■ Material provided:
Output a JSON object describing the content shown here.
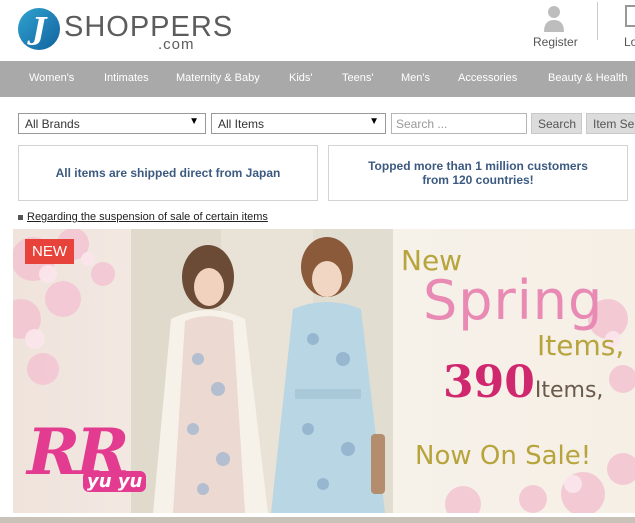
{
  "header": {
    "logo_letter": "J",
    "logo_word": "SHOPPERS",
    "logo_suffix": ".com",
    "register_label": "Register",
    "login_label": "Lo"
  },
  "nav": {
    "items": [
      "Women's",
      "Intimates",
      "Maternity & Baby",
      "Kids'",
      "Teens'",
      "Men's",
      "Accessories",
      "Beauty & Health"
    ]
  },
  "filters": {
    "brand_value": "All Brands",
    "items_value": "All Items",
    "search_placeholder": "Search ...",
    "search_button": "Search",
    "item_search_button": "Item Sea"
  },
  "info": {
    "shipping": "All items are shipped direct from Japan",
    "customers_line1": "Topped more than 1 million customers",
    "customers_line2": "from 120 countries!"
  },
  "notice": {
    "link_text": "Regarding the suspension of sale of certain items"
  },
  "banner": {
    "badge": "NEW",
    "brand_line1": "RR",
    "brand_line2": "yu yu",
    "headline_new": "New",
    "headline_spring": "Spring",
    "headline_items": "Items,",
    "count": "390",
    "count_suffix": "Items,",
    "sale_text": "Now On Sale!"
  },
  "colors": {
    "nav_bg": "#a9a9a9",
    "logo_blue": "#1a75b4",
    "info_text": "#3c5a80",
    "badge_red": "#e8433a",
    "headline_olive": "#b8a43c",
    "headline_pink": "#e88ab4",
    "count_magenta": "#d0286e"
  }
}
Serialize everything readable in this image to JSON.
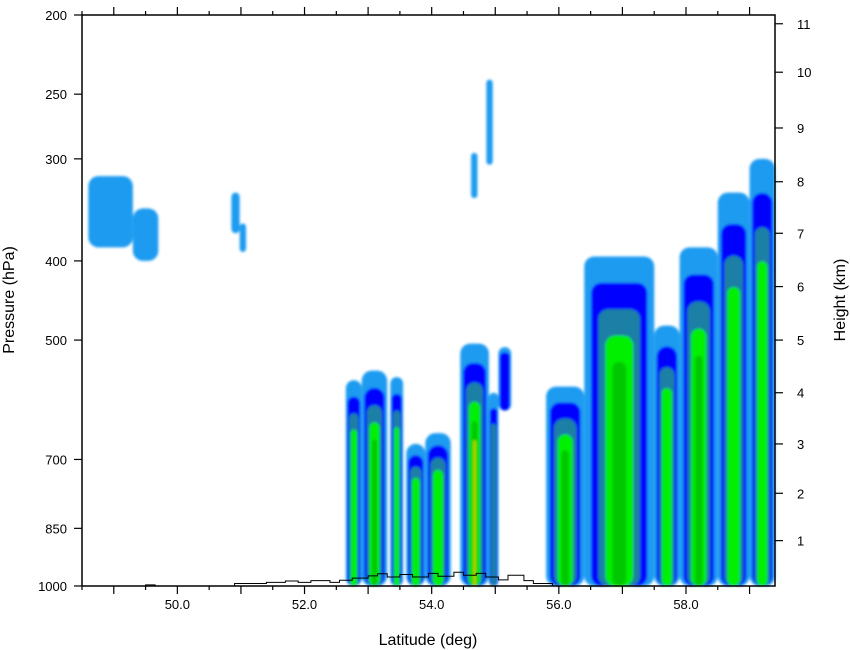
{
  "chart_data": {
    "type": "contour-cross-section",
    "xlabel": "Latitude (deg)",
    "ylabel": "Pressure (hPa)",
    "y2label": "Height (km)",
    "xlim": [
      48.5,
      59.4
    ],
    "ylim_pressure": [
      1000,
      200
    ],
    "y_scale": "log",
    "x_ticks": [
      "50.0",
      "52.0",
      "54.0",
      "56.0",
      "58.0"
    ],
    "x_tick_values": [
      50,
      52,
      54,
      56,
      58
    ],
    "y_ticks_pressure": [
      200,
      250,
      300,
      400,
      500,
      700,
      850,
      1000
    ],
    "y_ticks_height": [
      1,
      2,
      3,
      4,
      5,
      6,
      7,
      8,
      9,
      10,
      11
    ],
    "height_tick_pressure": [
      880,
      770,
      670,
      580,
      500,
      430,
      370,
      320,
      275,
      235,
      205
    ],
    "fill_levels": [
      {
        "color": "#1e9bf0"
      },
      {
        "color": "#0000ff"
      },
      {
        "color": "#1a7fa6"
      },
      {
        "color": "#00f000"
      },
      {
        "color": "#00c800"
      },
      {
        "color": "#ffd200"
      }
    ],
    "cells": [
      {
        "x0": 48.6,
        "x1": 49.3,
        "p_top": 315,
        "p_bot": 385,
        "max_level": 0
      },
      {
        "x0": 49.3,
        "x1": 49.7,
        "p_top": 345,
        "p_bot": 400,
        "max_level": 0
      },
      {
        "x0": 50.85,
        "x1": 50.98,
        "p_top": 330,
        "p_bot": 370,
        "max_level": 0
      },
      {
        "x0": 50.98,
        "x1": 51.08,
        "p_top": 360,
        "p_bot": 390,
        "max_level": 0
      },
      {
        "x0": 54.62,
        "x1": 54.72,
        "p_top": 295,
        "p_bot": 335,
        "max_level": 0
      },
      {
        "x0": 54.86,
        "x1": 54.96,
        "p_top": 240,
        "p_bot": 305,
        "max_level": 0
      },
      {
        "x0": 52.65,
        "x1": 52.9,
        "p_top": 560,
        "p_bot": 1000,
        "max_level": 3
      },
      {
        "x0": 52.9,
        "x1": 53.3,
        "p_top": 545,
        "p_bot": 1000,
        "max_level": 4
      },
      {
        "x0": 53.35,
        "x1": 53.55,
        "p_top": 555,
        "p_bot": 1000,
        "max_level": 3
      },
      {
        "x0": 53.6,
        "x1": 53.9,
        "p_top": 670,
        "p_bot": 1000,
        "max_level": 3
      },
      {
        "x0": 53.9,
        "x1": 54.3,
        "p_top": 650,
        "p_bot": 1000,
        "max_level": 3
      },
      {
        "x0": 54.45,
        "x1": 54.9,
        "p_top": 505,
        "p_bot": 1000,
        "max_level": 5
      },
      {
        "x0": 54.9,
        "x1": 55.05,
        "p_top": 580,
        "p_bot": 1000,
        "max_level": 2
      },
      {
        "x0": 55.05,
        "x1": 55.25,
        "p_top": 510,
        "p_bot": 610,
        "max_level": 1
      },
      {
        "x0": 55.8,
        "x1": 56.4,
        "p_top": 570,
        "p_bot": 1000,
        "max_level": 4
      },
      {
        "x0": 56.4,
        "x1": 57.5,
        "p_top": 395,
        "p_bot": 1000,
        "max_level": 4
      },
      {
        "x0": 57.5,
        "x1": 57.9,
        "p_top": 480,
        "p_bot": 1000,
        "max_level": 3
      },
      {
        "x0": 57.9,
        "x1": 58.5,
        "p_top": 385,
        "p_bot": 1000,
        "max_level": 4
      },
      {
        "x0": 58.5,
        "x1": 59.0,
        "p_top": 330,
        "p_bot": 1000,
        "max_level": 3
      },
      {
        "x0": 59.0,
        "x1": 59.4,
        "p_top": 300,
        "p_bot": 1000,
        "max_level": 3
      }
    ],
    "terrain": [
      [
        48.5,
        1000
      ],
      [
        49.5,
        1000
      ],
      [
        49.5,
        997
      ],
      [
        49.65,
        997
      ],
      [
        49.65,
        1000
      ],
      [
        50.9,
        1000
      ],
      [
        50.9,
        993
      ],
      [
        51.4,
        993
      ],
      [
        51.4,
        990
      ],
      [
        51.7,
        990
      ],
      [
        51.7,
        986
      ],
      [
        51.9,
        986
      ],
      [
        51.9,
        990
      ],
      [
        52.1,
        990
      ],
      [
        52.1,
        985
      ],
      [
        52.4,
        985
      ],
      [
        52.4,
        990
      ],
      [
        52.55,
        990
      ],
      [
        52.55,
        984
      ],
      [
        52.75,
        984
      ],
      [
        52.75,
        978
      ],
      [
        53.0,
        978
      ],
      [
        53.0,
        972
      ],
      [
        53.15,
        972
      ],
      [
        53.15,
        966
      ],
      [
        53.3,
        966
      ],
      [
        53.3,
        975
      ],
      [
        53.5,
        975
      ],
      [
        53.5,
        968
      ],
      [
        53.7,
        968
      ],
      [
        53.7,
        975
      ],
      [
        53.95,
        975
      ],
      [
        53.95,
        965
      ],
      [
        54.1,
        965
      ],
      [
        54.1,
        973
      ],
      [
        54.35,
        973
      ],
      [
        54.35,
        962
      ],
      [
        54.5,
        962
      ],
      [
        54.5,
        970
      ],
      [
        54.7,
        970
      ],
      [
        54.7,
        965
      ],
      [
        54.85,
        965
      ],
      [
        54.85,
        975
      ],
      [
        55.05,
        975
      ],
      [
        55.05,
        983
      ],
      [
        55.2,
        983
      ],
      [
        55.2,
        970
      ],
      [
        55.45,
        970
      ],
      [
        55.45,
        985
      ],
      [
        55.6,
        985
      ],
      [
        55.6,
        993
      ],
      [
        55.9,
        993
      ],
      [
        55.9,
        1000
      ],
      [
        59.4,
        1000
      ]
    ]
  }
}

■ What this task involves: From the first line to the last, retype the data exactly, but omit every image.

■ Solution below:
Output a JSON object describing the content shown here.
{
  "header": {
    "logo_letter": "J",
    "logo_word": "SHOPPERS",
    "logo_suffix": ".com",
    "register_label": "Register",
    "login_label": "Lo"
  },
  "nav": {
    "items": [
      "Women's",
      "Intimates",
      "Maternity & Baby",
      "Kids'",
      "Teens'",
      "Men's",
      "Accessories",
      "Beauty & Health"
    ]
  },
  "filters": {
    "brand_value": "All Brands",
    "items_value": "All Items",
    "search_placeholder": "Search ...",
    "search_button": "Search",
    "item_search_button": "Item Sea"
  },
  "info": {
    "shipping": "All items are shipped direct from Japan",
    "customers_line1": "Topped more than 1 million customers",
    "customers_line2": "from 120 countries!"
  },
  "notice": {
    "link_text": "Regarding the suspension of sale of certain items"
  },
  "banner": {
    "badge": "NEW",
    "brand_line1": "RR",
    "brand_line2": "yu yu",
    "headline_new": "New",
    "headline_spring": "Spring",
    "headline_items": "Items,",
    "count": "390",
    "count_suffix": "Items,",
    "sale_text": "Now On Sale!"
  },
  "colors": {
    "nav_bg": "#a9a9a9",
    "logo_blue": "#1a75b4",
    "info_text": "#3c5a80",
    "badge_red": "#e8433a",
    "headline_olive": "#b8a43c",
    "headline_pink": "#e88ab4",
    "count_magenta": "#d0286e"
  }
}
Serialize everything readable in this image to JSON.
{
  "chart_data": {
    "type": "contour-cross-section",
    "xlabel": "Latitude (deg)",
    "ylabel": "Pressure (hPa)",
    "y2label": "Height (km)",
    "xlim": [
      48.5,
      59.4
    ],
    "ylim_pressure": [
      1000,
      200
    ],
    "y_scale": "log",
    "x_ticks": [
      "50.0",
      "52.0",
      "54.0",
      "56.0",
      "58.0"
    ],
    "x_tick_values": [
      50,
      52,
      54,
      56,
      58
    ],
    "y_ticks_pressure": [
      200,
      250,
      300,
      400,
      500,
      700,
      850,
      1000
    ],
    "y_ticks_height": [
      1,
      2,
      3,
      4,
      5,
      6,
      7,
      8,
      9,
      10,
      11
    ],
    "height_tick_pressure": [
      880,
      770,
      670,
      580,
      500,
      430,
      370,
      320,
      275,
      235,
      205
    ],
    "fill_levels": [
      {
        "color": "#1e9bf0"
      },
      {
        "color": "#0000ff"
      },
      {
        "color": "#1a7fa6"
      },
      {
        "color": "#00f000"
      },
      {
        "color": "#00c800"
      },
      {
        "color": "#ffd200"
      }
    ],
    "cells": [
      {
        "x0": 48.6,
        "x1": 49.3,
        "p_top": 315,
        "p_bot": 385,
        "max_level": 0
      },
      {
        "x0": 49.3,
        "x1": 49.7,
        "p_top": 345,
        "p_bot": 400,
        "max_level": 0
      },
      {
        "x0": 50.85,
        "x1": 50.98,
        "p_top": 330,
        "p_bot": 370,
        "max_level": 0
      },
      {
        "x0": 50.98,
        "x1": 51.08,
        "p_top": 360,
        "p_bot": 390,
        "max_level": 0
      },
      {
        "x0": 54.62,
        "x1": 54.72,
        "p_top": 295,
        "p_bot": 335,
        "max_level": 0
      },
      {
        "x0": 54.86,
        "x1": 54.96,
        "p_top": 240,
        "p_bot": 305,
        "max_level": 0
      },
      {
        "x0": 52.65,
        "x1": 52.9,
        "p_top": 560,
        "p_bot": 1000,
        "max_level": 3
      },
      {
        "x0": 52.9,
        "x1": 53.3,
        "p_top": 545,
        "p_bot": 1000,
        "max_level": 4
      },
      {
        "x0": 53.35,
        "x1": 53.55,
        "p_top": 555,
        "p_bot": 1000,
        "max_level": 3
      },
      {
        "x0": 53.6,
        "x1": 53.9,
        "p_top": 670,
        "p_bot": 1000,
        "max_level": 3
      },
      {
        "x0": 53.9,
        "x1": 54.3,
        "p_top": 650,
        "p_bot": 1000,
        "max_level": 3
      },
      {
        "x0": 54.45,
        "x1": 54.9,
        "p_top": 505,
        "p_bot": 1000,
        "max_level": 5
      },
      {
        "x0": 54.9,
        "x1": 55.05,
        "p_top": 580,
        "p_bot": 1000,
        "max_level": 2
      },
      {
        "x0": 55.05,
        "x1": 55.25,
        "p_top": 510,
        "p_bot": 610,
        "max_level": 1
      },
      {
        "x0": 55.8,
        "x1": 56.4,
        "p_top": 570,
        "p_bot": 1000,
        "max_level": 4
      },
      {
        "x0": 56.4,
        "x1": 57.5,
        "p_top": 395,
        "p_bot": 1000,
        "max_level": 4
      },
      {
        "x0": 57.5,
        "x1": 57.9,
        "p_top": 480,
        "p_bot": 1000,
        "max_level": 3
      },
      {
        "x0": 57.9,
        "x1": 58.5,
        "p_top": 385,
        "p_bot": 1000,
        "max_level": 4
      },
      {
        "x0": 58.5,
        "x1": 59.0,
        "p_top": 330,
        "p_bot": 1000,
        "max_level": 3
      },
      {
        "x0": 59.0,
        "x1": 59.4,
        "p_top": 300,
        "p_bot": 1000,
        "max_level": 3
      }
    ],
    "terrain": [
      [
        48.5,
        1000
      ],
      [
        49.5,
        1000
      ],
      [
        49.5,
        997
      ],
      [
        49.65,
        997
      ],
      [
        49.65,
        1000
      ],
      [
        50.9,
        1000
      ],
      [
        50.9,
        993
      ],
      [
        51.4,
        993
      ],
      [
        51.4,
        990
      ],
      [
        51.7,
        990
      ],
      [
        51.7,
        986
      ],
      [
        51.9,
        986
      ],
      [
        51.9,
        990
      ],
      [
        52.1,
        990
      ],
      [
        52.1,
        985
      ],
      [
        52.4,
        985
      ],
      [
        52.4,
        990
      ],
      [
        52.55,
        990
      ],
      [
        52.55,
        984
      ],
      [
        52.75,
        984
      ],
      [
        52.75,
        978
      ],
      [
        53.0,
        978
      ],
      [
        53.0,
        972
      ],
      [
        53.15,
        972
      ],
      [
        53.15,
        966
      ],
      [
        53.3,
        966
      ],
      [
        53.3,
        975
      ],
      [
        53.5,
        975
      ],
      [
        53.5,
        968
      ],
      [
        53.7,
        968
      ],
      [
        53.7,
        975
      ],
      [
        53.95,
        975
      ],
      [
        53.95,
        965
      ],
      [
        54.1,
        965
      ],
      [
        54.1,
        973
      ],
      [
        54.35,
        973
      ],
      [
        54.35,
        962
      ],
      [
        54.5,
        962
      ],
      [
        54.5,
        970
      ],
      [
        54.7,
        970
      ],
      [
        54.7,
        965
      ],
      [
        54.85,
        965
      ],
      [
        54.85,
        975
      ],
      [
        55.05,
        975
      ],
      [
        55.05,
        983
      ],
      [
        55.2,
        983
      ],
      [
        55.2,
        970
      ],
      [
        55.45,
        970
      ],
      [
        55.45,
        985
      ],
      [
        55.6,
        985
      ],
      [
        55.6,
        993
      ],
      [
        55.9,
        993
      ],
      [
        55.9,
        1000
      ],
      [
        59.4,
        1000
      ]
    ]
  }
}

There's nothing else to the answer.